Copy every record exactly as it appears in the data below.
(Input data)
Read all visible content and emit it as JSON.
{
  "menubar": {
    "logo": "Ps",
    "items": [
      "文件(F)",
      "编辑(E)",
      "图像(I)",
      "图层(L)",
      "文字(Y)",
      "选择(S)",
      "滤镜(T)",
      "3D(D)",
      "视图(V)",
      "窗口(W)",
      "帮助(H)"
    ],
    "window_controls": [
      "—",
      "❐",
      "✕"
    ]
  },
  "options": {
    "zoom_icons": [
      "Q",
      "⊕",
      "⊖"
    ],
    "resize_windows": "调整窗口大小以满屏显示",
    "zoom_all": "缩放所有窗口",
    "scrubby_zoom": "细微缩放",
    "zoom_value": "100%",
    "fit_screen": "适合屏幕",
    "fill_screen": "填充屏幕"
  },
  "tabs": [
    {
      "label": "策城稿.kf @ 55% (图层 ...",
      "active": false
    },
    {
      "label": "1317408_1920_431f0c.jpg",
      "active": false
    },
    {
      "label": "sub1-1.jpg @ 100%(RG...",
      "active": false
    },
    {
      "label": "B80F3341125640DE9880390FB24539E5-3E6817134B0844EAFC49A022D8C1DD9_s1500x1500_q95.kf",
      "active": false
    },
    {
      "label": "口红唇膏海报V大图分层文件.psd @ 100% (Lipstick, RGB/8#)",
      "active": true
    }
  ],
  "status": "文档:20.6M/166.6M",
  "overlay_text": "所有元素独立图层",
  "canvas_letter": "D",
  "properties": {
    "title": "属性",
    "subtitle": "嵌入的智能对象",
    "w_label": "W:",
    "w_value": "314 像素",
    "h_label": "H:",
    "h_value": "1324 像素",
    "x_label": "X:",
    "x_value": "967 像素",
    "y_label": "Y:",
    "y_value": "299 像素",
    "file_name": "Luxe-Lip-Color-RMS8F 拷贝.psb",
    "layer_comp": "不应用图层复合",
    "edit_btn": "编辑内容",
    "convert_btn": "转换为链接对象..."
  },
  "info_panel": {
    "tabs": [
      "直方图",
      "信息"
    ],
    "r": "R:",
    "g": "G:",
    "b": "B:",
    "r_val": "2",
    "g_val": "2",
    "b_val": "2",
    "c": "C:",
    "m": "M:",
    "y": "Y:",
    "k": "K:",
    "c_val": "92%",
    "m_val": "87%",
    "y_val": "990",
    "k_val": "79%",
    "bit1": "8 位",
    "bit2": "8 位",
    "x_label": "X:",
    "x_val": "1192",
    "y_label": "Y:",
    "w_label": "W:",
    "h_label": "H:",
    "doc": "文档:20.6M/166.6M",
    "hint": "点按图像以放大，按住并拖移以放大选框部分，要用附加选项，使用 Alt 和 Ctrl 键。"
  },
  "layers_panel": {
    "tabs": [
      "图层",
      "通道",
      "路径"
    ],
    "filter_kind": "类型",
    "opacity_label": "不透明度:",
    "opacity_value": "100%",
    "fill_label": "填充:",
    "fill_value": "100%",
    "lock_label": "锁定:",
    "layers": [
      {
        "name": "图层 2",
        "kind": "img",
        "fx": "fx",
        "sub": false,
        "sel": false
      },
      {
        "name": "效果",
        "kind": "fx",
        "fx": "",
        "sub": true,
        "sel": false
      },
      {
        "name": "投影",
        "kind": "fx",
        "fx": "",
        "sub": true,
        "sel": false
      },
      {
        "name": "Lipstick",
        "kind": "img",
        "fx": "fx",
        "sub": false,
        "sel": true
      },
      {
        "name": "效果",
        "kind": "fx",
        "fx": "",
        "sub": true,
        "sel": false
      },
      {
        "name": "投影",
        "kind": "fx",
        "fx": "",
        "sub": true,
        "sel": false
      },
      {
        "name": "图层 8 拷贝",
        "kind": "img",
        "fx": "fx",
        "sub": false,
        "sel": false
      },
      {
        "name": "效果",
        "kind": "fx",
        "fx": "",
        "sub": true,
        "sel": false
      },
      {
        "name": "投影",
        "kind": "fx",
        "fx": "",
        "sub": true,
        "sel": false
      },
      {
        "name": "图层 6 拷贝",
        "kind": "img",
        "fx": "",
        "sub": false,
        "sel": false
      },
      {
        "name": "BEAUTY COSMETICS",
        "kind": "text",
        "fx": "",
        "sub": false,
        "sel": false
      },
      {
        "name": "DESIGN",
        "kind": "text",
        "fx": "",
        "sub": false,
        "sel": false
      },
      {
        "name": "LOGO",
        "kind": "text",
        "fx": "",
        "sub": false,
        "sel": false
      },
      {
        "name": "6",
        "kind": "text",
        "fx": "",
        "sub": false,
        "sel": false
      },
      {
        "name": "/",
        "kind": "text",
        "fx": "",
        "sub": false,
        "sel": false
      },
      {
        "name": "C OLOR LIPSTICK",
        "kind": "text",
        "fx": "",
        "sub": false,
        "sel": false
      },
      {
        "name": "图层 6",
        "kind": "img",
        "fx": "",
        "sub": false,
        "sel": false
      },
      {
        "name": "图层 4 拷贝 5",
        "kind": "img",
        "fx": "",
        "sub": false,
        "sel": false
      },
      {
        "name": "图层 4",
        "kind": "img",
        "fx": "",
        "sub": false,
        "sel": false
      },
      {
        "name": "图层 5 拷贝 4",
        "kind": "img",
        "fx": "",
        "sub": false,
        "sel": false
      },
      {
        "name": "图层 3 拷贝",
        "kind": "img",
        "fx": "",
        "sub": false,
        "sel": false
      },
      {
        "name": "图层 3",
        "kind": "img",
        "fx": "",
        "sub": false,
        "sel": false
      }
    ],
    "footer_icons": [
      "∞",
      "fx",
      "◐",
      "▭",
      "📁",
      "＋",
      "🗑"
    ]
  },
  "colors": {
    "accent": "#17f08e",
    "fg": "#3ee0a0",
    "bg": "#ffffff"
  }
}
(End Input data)
» Result of this task
Read all visible content and emit it as JSON.
{
  "menubar": {
    "logo": "Ps",
    "items": [
      "文件(F)",
      "编辑(E)",
      "图像(I)",
      "图层(L)",
      "文字(Y)",
      "选择(S)",
      "滤镜(T)",
      "3D(D)",
      "视图(V)",
      "窗口(W)",
      "帮助(H)"
    ],
    "window_controls": [
      "—",
      "❐",
      "✕"
    ]
  },
  "options": {
    "zoom_icons": [
      "Q",
      "⊕",
      "⊖"
    ],
    "resize_windows": "调整窗口大小以满屏显示",
    "zoom_all": "缩放所有窗口",
    "scrubby_zoom": "细微缩放",
    "zoom_value": "100%",
    "fit_screen": "适合屏幕",
    "fill_screen": "填充屏幕"
  },
  "tabs": [
    {
      "label": "策城稿.kf @ 55% (图层 ...",
      "active": false
    },
    {
      "label": "1317408_1920_431f0c.jpg",
      "active": false
    },
    {
      "label": "sub1-1.jpg @ 100%(RG...",
      "active": false
    },
    {
      "label": "B80F3341125640DE9880390FB24539E5-3E6817134B0844EAFC49A022D8C1DD9_s1500x1500_q95.kf",
      "active": false
    },
    {
      "label": "口红唇膏海报V大图分层文件.psd @ 100% (Lipstick, RGB/8#)",
      "active": true
    }
  ],
  "status": "文档:20.6M/166.6M",
  "overlay_text": "所有元素独立图层",
  "canvas_letter": "D",
  "properties": {
    "title": "属性",
    "subtitle": "嵌入的智能对象",
    "w_label": "W:",
    "w_value": "314 像素",
    "h_label": "H:",
    "h_value": "1324 像素",
    "x_label": "X:",
    "x_value": "967 像素",
    "y_label": "Y:",
    "y_value": "299 像素",
    "file_name": "Luxe-Lip-Color-RMS8F 拷贝.psb",
    "layer_comp": "不应用图层复合",
    "edit_btn": "编辑内容",
    "convert_btn": "转换为链接对象..."
  },
  "info_panel": {
    "tabs": [
      "直方图",
      "信息"
    ],
    "r": "R:",
    "g": "G:",
    "b": "B:",
    "r_val": "2",
    "g_val": "2",
    "b_val": "2",
    "c": "C:",
    "m": "M:",
    "y": "Y:",
    "k": "K:",
    "c_val": "92%",
    "m_val": "87%",
    "y_val": "990",
    "k_val": "79%",
    "bit1": "8 位",
    "bit2": "8 位",
    "x_label": "X:",
    "x_val": "1192",
    "y_label": "Y:",
    "w_label": "W:",
    "h_label": "H:",
    "doc": "文档:20.6M/166.6M",
    "hint": "点按图像以放大，按住并拖移以放大选框部分，要用附加选项，使用 Alt 和 Ctrl 键。"
  },
  "layers_panel": {
    "tabs": [
      "图层",
      "通道",
      "路径"
    ],
    "filter_kind": "类型",
    "opacity_label": "不透明度:",
    "opacity_value": "100%",
    "fill_label": "填充:",
    "fill_value": "100%",
    "lock_label": "锁定:",
    "layers": [
      {
        "name": "图层 2",
        "kind": "img",
        "fx": "fx",
        "sub": false,
        "sel": false
      },
      {
        "name": "效果",
        "kind": "fx",
        "fx": "",
        "sub": true,
        "sel": false
      },
      {
        "name": "投影",
        "kind": "fx",
        "fx": "",
        "sub": true,
        "sel": false
      },
      {
        "name": "Lipstick",
        "kind": "img",
        "fx": "fx",
        "sub": false,
        "sel": true
      },
      {
        "name": "效果",
        "kind": "fx",
        "fx": "",
        "sub": true,
        "sel": false
      },
      {
        "name": "投影",
        "kind": "fx",
        "fx": "",
        "sub": true,
        "sel": false
      },
      {
        "name": "图层 8 拷贝",
        "kind": "img",
        "fx": "fx",
        "sub": false,
        "sel": false
      },
      {
        "name": "效果",
        "kind": "fx",
        "fx": "",
        "sub": true,
        "sel": false
      },
      {
        "name": "投影",
        "kind": "fx",
        "fx": "",
        "sub": true,
        "sel": false
      },
      {
        "name": "图层 6 拷贝",
        "kind": "img",
        "fx": "",
        "sub": false,
        "sel": false
      },
      {
        "name": "BEAUTY COSMETICS",
        "kind": "text",
        "fx": "",
        "sub": false,
        "sel": false
      },
      {
        "name": "DESIGN",
        "kind": "text",
        "fx": "",
        "sub": false,
        "sel": false
      },
      {
        "name": "LOGO",
        "kind": "text",
        "fx": "",
        "sub": false,
        "sel": false
      },
      {
        "name": "6",
        "kind": "text",
        "fx": "",
        "sub": false,
        "sel": false
      },
      {
        "name": "/",
        "kind": "text",
        "fx": "",
        "sub": false,
        "sel": false
      },
      {
        "name": "C OLOR LIPSTICK",
        "kind": "text",
        "fx": "",
        "sub": false,
        "sel": false
      },
      {
        "name": "图层 6",
        "kind": "img",
        "fx": "",
        "sub": false,
        "sel": false
      },
      {
        "name": "图层 4 拷贝 5",
        "kind": "img",
        "fx": "",
        "sub": false,
        "sel": false
      },
      {
        "name": "图层 4",
        "kind": "img",
        "fx": "",
        "sub": false,
        "sel": false
      },
      {
        "name": "图层 5 拷贝 4",
        "kind": "img",
        "fx": "",
        "sub": false,
        "sel": false
      },
      {
        "name": "图层 3 拷贝",
        "kind": "img",
        "fx": "",
        "sub": false,
        "sel": false
      },
      {
        "name": "图层 3",
        "kind": "img",
        "fx": "",
        "sub": false,
        "sel": false
      }
    ],
    "footer_icons": [
      "∞",
      "fx",
      "◐",
      "▭",
      "📁",
      "＋",
      "🗑"
    ]
  },
  "colors": {
    "accent": "#17f08e",
    "fg": "#3ee0a0",
    "bg": "#ffffff"
  }
}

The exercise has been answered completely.